    "We've done the fence. Now we're doing a wall," British Immigration Minister Robert Goodwill announced at a government hearing on Tuesday.
    It is the latest attempt to enhance border security in Calais, home to a controversial makeshift camp known as "The Jungle," where thousands of displaced people live in squalid conditions.
    The camp is notorious for being a major transit point for migrants, who often hop onto the back of UK-bound cargo trucks in the hopes of entering the country illegally. Many in "The Jungle" are reluctant to register as refugees in France because their preferred destination is Britain.
    Despite current security measures -- including a fence -- Goodwill acknowledged that some people were still managing to get through to the UK.
    "The security we're putting in at the ports is being stepped up with better equipment. We're going to start building this big new wall very soon as part of the £17 million package that we're doing with the French," he said.
    The wall will be built along both sides of a 1-kilometer (0.6 mile) stretch of road approaching the Calais ferry port, according to the UK Home Office.
    Truck drivers drive from Loon Plage to Calais.
    But British truck drivers criticized the wall as a "poor use of taxpayers' money."
    Richard Burnett, head of the Road Haulage Association (RHA), said security levels needed to be improved not just within the port perimeter, but in the surrounding areas up to a distance of 5 kilometers (3 miles).
    "It is imperative that the money to pay for a wall would be much better spent on increasing security along the approach roads," he said.
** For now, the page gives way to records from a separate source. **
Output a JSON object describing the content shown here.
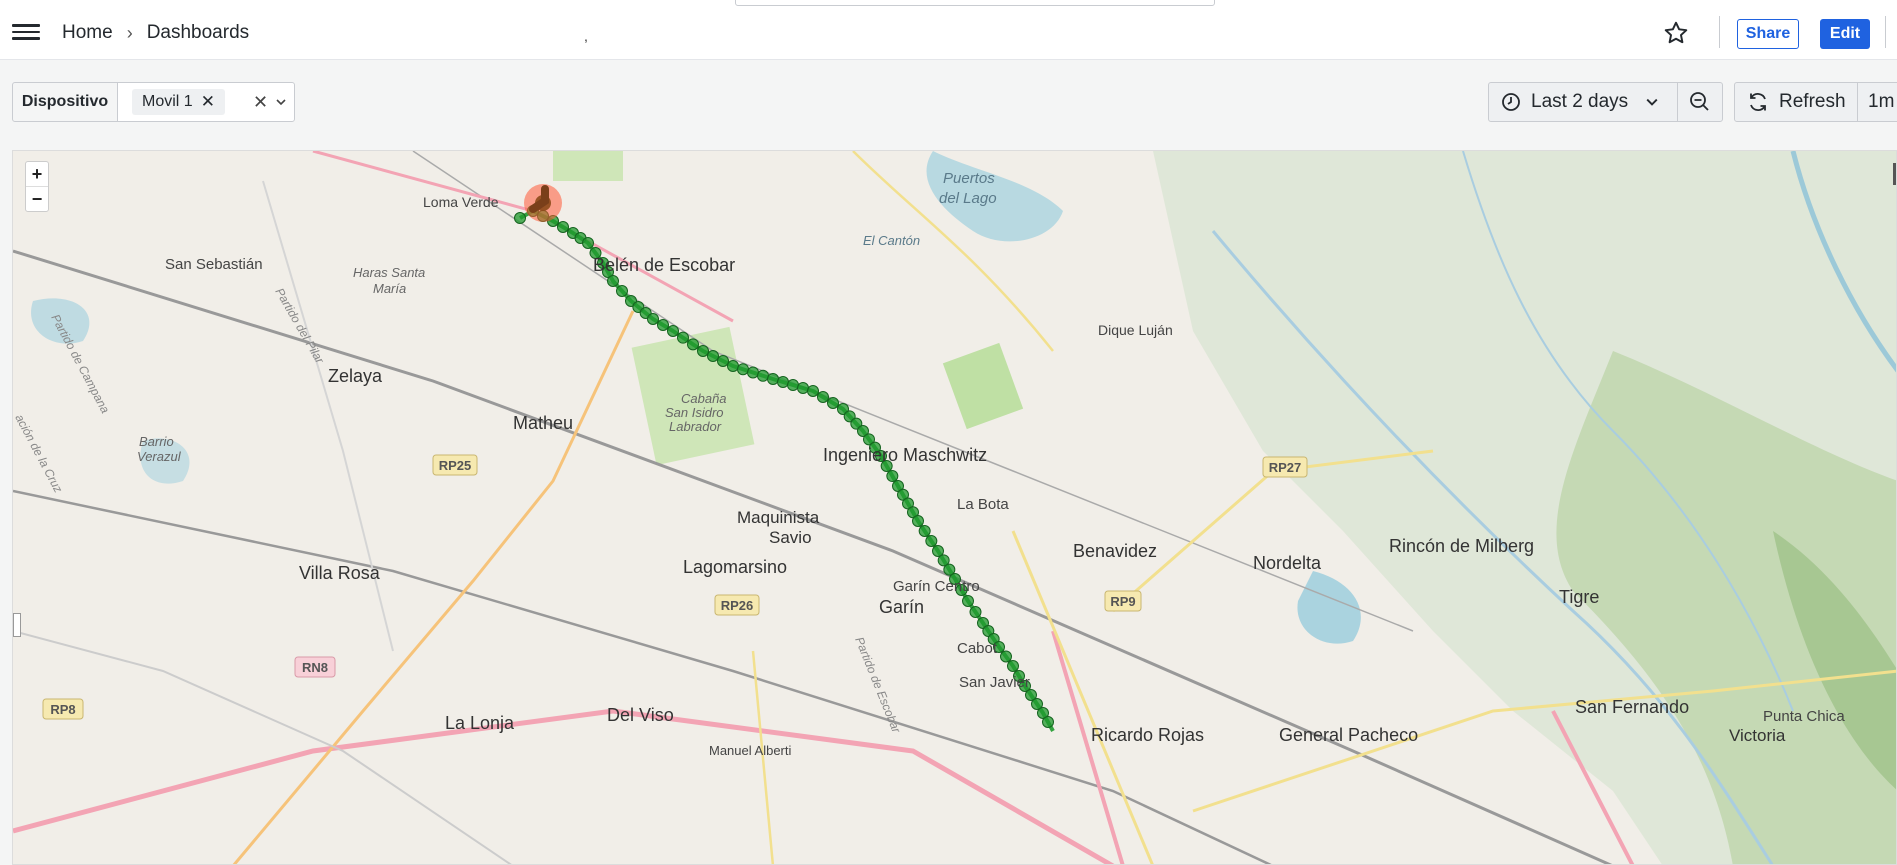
{
  "topbar": {
    "breadcrumb": [
      "Home",
      "Dashboards"
    ],
    "comma": ",",
    "share_label": "Share",
    "edit_label": "Edit"
  },
  "variables": {
    "label": "Dispositivo",
    "selected": "Movil 1"
  },
  "time": {
    "range_label": "Last 2 days",
    "refresh_label": "Refresh",
    "interval": "1m"
  },
  "map": {
    "zoom_in": "+",
    "zoom_out": "−",
    "places": [
      "Loma Verde",
      "San Sebastián",
      "Haras Santa",
      "María",
      "Belén de Escobar",
      "Puertos",
      "del Lago",
      "El Cantón",
      "Dique Luján",
      "Zelaya",
      "Matheu",
      "Cabaña",
      "San Isidro",
      "Labrador",
      "Barrio",
      "Verazul",
      "Ingeniero Maschwitz",
      "La Bota",
      "Maquinista",
      "Savio",
      "Lagomarsino",
      "Benavidez",
      "Nordelta",
      "Rincón de Milberg",
      "Villa Rosa",
      "Garín Centro",
      "Garín",
      "Tigre",
      "Cabot",
      "San Javier",
      "La Lonja",
      "Del Viso",
      "Ricardo Rojas",
      "General Pacheco",
      "San Fernando",
      "Victoria",
      "Punta Chica",
      "Manuel Alberti",
      "Partido del Pilar",
      "Partido de Campana",
      "ación de la Cruz",
      "Partido de Escobar"
    ],
    "routes": [
      "RP25",
      "RP26",
      "RP27",
      "RP9",
      "RN8",
      "RP8"
    ],
    "track_color": "#1f9a2e",
    "start_marker_color": "#ff5a36"
  }
}
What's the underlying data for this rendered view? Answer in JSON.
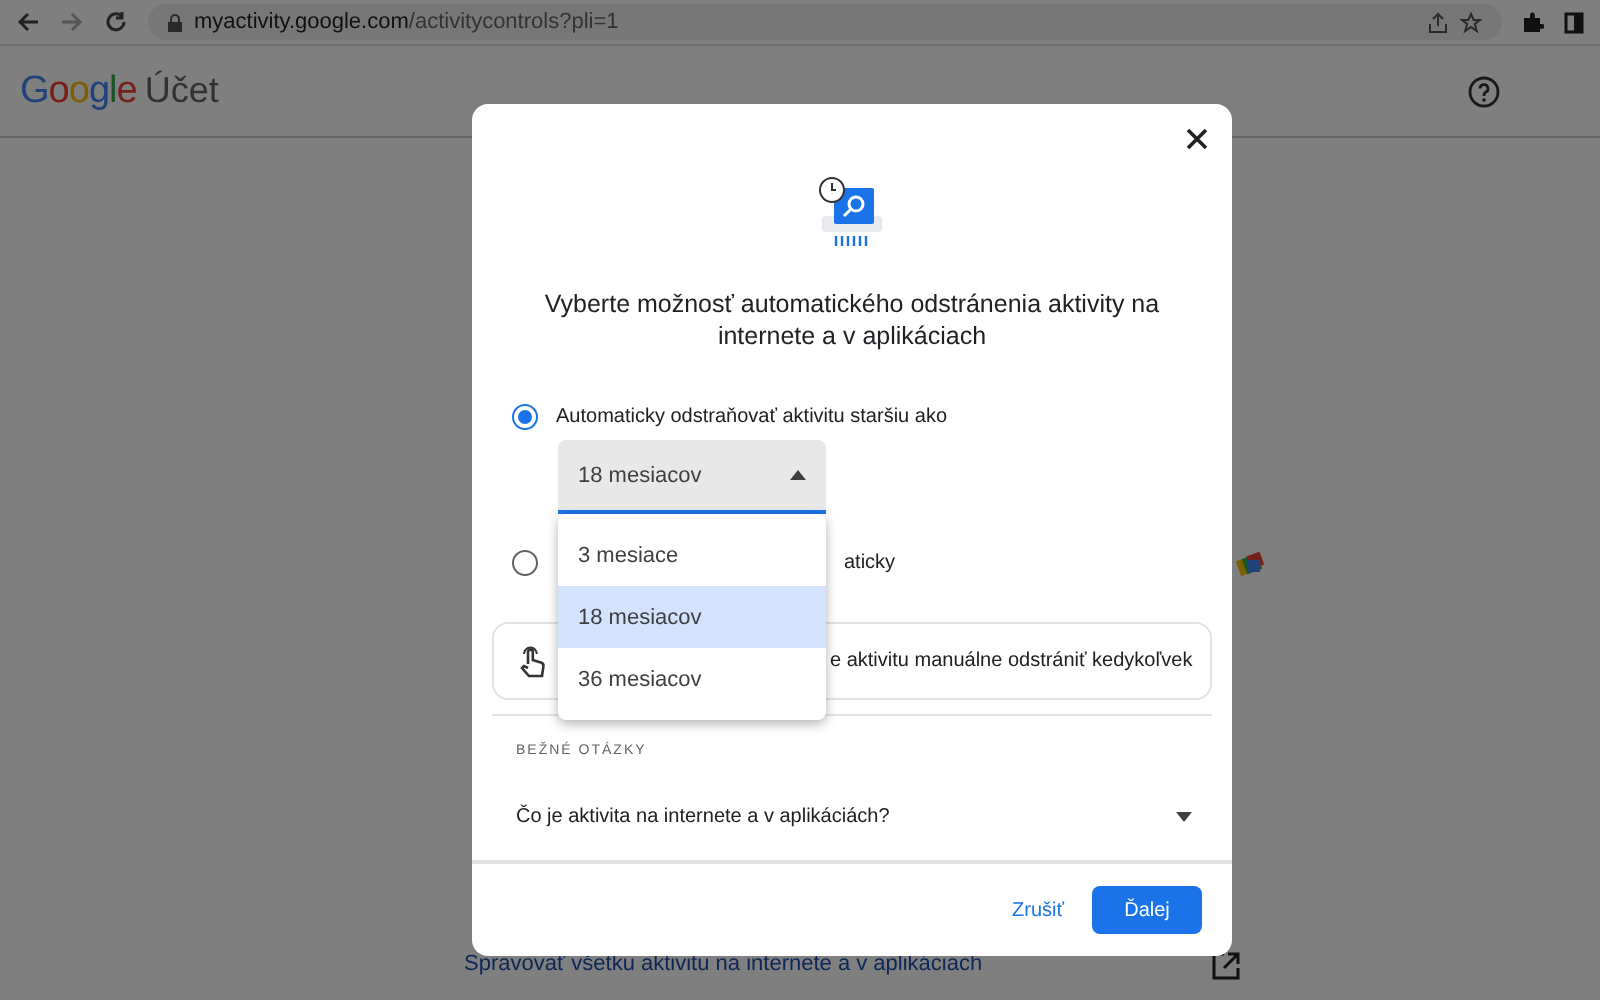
{
  "browser": {
    "url_host": "myactivity.google.com",
    "url_path": "/activitycontrols?pli=1"
  },
  "header": {
    "logo": "Google",
    "product": "Účet"
  },
  "page": {
    "manage_link": "Spravovať všetku aktivitu na internete a v aplikáciach"
  },
  "dialog": {
    "title": "Vyberte možnosť automatického odstránenia aktivity na internete a v aplikáciach",
    "options": [
      {
        "label": "Automaticky odstraňovať aktivitu staršiu ako",
        "selected": true,
        "kind": "dropdown",
        "value": "18 mesiacov"
      },
      {
        "label": "aticky",
        "selected": false,
        "kind": "plain"
      }
    ],
    "menu": [
      {
        "label": "3 mesiace",
        "selected": false
      },
      {
        "label": "18 mesiacov",
        "selected": true
      },
      {
        "label": "36 mesiacov",
        "selected": false
      }
    ],
    "info": "e aktivitu manuálne odstrániť kedykoľvek",
    "faq_heading": "BEŽNÉ OTÁZKY",
    "faq": [
      {
        "question": "Čo je aktivita na internete a v aplikáciách?",
        "expanded": false
      }
    ],
    "buttons": {
      "cancel": "Zrušiť",
      "next": "Ďalej"
    }
  }
}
Currently, drivers are advised they should not to stop within 150 miles of the port.
    Burnett said the RHA sympathized with the Calais businesses and residents affected by the influx of migrants, but said he was focused on the "drivers who now accept that physical threats are just a part of the job."
    "This is morally wrong and cannot be allowed to continue," he said.
    The wall is due to be completed by the end of this year.